Dataset records:

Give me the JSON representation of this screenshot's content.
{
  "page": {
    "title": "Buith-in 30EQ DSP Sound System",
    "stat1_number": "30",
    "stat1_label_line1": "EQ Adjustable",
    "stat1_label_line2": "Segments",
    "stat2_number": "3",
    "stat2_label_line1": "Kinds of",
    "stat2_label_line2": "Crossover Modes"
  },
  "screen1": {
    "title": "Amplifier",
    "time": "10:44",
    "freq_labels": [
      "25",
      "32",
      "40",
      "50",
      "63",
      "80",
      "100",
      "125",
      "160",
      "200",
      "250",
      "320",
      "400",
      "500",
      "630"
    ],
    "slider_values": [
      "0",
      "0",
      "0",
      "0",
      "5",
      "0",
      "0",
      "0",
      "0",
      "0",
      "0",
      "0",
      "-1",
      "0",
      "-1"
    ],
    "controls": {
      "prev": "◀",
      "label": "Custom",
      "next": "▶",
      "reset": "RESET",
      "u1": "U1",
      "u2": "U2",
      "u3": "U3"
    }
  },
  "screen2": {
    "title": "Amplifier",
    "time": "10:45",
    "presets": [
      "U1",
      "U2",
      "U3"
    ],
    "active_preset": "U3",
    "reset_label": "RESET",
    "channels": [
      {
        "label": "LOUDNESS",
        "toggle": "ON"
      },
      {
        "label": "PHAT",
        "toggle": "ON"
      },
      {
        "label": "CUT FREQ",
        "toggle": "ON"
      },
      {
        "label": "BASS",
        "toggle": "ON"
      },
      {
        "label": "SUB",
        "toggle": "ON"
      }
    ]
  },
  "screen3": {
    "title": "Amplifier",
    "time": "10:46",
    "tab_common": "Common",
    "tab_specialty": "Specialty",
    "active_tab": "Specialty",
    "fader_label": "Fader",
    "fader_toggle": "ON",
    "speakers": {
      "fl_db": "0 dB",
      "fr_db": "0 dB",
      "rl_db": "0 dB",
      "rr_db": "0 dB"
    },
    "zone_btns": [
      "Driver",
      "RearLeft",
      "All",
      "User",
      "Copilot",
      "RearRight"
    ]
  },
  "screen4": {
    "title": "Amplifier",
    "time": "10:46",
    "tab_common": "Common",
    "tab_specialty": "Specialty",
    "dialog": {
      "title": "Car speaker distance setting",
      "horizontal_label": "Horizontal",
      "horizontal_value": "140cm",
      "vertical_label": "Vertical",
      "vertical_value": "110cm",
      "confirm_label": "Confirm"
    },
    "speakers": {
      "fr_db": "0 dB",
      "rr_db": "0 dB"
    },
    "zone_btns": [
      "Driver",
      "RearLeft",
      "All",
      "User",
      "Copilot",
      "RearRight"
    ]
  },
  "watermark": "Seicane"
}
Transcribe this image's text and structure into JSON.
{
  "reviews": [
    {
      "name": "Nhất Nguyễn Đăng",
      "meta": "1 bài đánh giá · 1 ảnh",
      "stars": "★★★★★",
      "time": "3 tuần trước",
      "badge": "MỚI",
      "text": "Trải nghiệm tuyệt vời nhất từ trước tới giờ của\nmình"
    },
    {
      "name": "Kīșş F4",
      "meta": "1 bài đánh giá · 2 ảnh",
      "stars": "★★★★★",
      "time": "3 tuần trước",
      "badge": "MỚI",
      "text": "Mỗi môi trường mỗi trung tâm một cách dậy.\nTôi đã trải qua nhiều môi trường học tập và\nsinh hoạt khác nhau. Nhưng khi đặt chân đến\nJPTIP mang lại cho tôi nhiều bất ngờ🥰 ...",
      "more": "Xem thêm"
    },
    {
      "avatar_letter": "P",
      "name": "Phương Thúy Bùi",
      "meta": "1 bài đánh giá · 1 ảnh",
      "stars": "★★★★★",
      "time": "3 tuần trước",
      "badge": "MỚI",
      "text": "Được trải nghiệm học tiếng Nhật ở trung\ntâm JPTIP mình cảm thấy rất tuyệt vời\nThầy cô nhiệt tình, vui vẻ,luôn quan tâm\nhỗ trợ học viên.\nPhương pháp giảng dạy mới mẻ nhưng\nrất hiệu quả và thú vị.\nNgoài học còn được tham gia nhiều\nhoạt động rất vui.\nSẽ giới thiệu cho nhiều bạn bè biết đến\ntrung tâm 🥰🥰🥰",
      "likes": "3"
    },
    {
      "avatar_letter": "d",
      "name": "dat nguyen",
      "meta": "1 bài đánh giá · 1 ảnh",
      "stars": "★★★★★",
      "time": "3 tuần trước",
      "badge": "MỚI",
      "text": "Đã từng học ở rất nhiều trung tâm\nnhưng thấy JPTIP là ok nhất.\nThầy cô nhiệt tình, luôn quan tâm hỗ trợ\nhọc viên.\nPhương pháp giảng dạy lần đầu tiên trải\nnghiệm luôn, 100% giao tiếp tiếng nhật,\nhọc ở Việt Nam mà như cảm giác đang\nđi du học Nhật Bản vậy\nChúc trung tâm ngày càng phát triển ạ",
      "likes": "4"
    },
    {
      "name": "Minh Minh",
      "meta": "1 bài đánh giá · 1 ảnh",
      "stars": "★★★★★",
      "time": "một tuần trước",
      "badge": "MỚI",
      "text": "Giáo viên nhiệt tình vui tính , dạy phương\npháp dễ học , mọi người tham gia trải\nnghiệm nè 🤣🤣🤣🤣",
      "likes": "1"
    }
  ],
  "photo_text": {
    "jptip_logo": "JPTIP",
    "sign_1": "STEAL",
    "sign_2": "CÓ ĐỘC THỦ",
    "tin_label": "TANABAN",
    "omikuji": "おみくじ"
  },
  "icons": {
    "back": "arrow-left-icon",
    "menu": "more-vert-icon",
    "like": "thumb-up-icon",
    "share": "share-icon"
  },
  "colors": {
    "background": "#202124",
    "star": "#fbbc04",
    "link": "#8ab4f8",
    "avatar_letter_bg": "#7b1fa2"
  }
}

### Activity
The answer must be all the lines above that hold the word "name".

### Answer box
      "name": "Nhất Nguyễn Đăng",
      "name": "Kīșş F4",
      "name": "Phương Thúy Bùi",
      "name": "dat nguyen",
      "name": "Minh Minh",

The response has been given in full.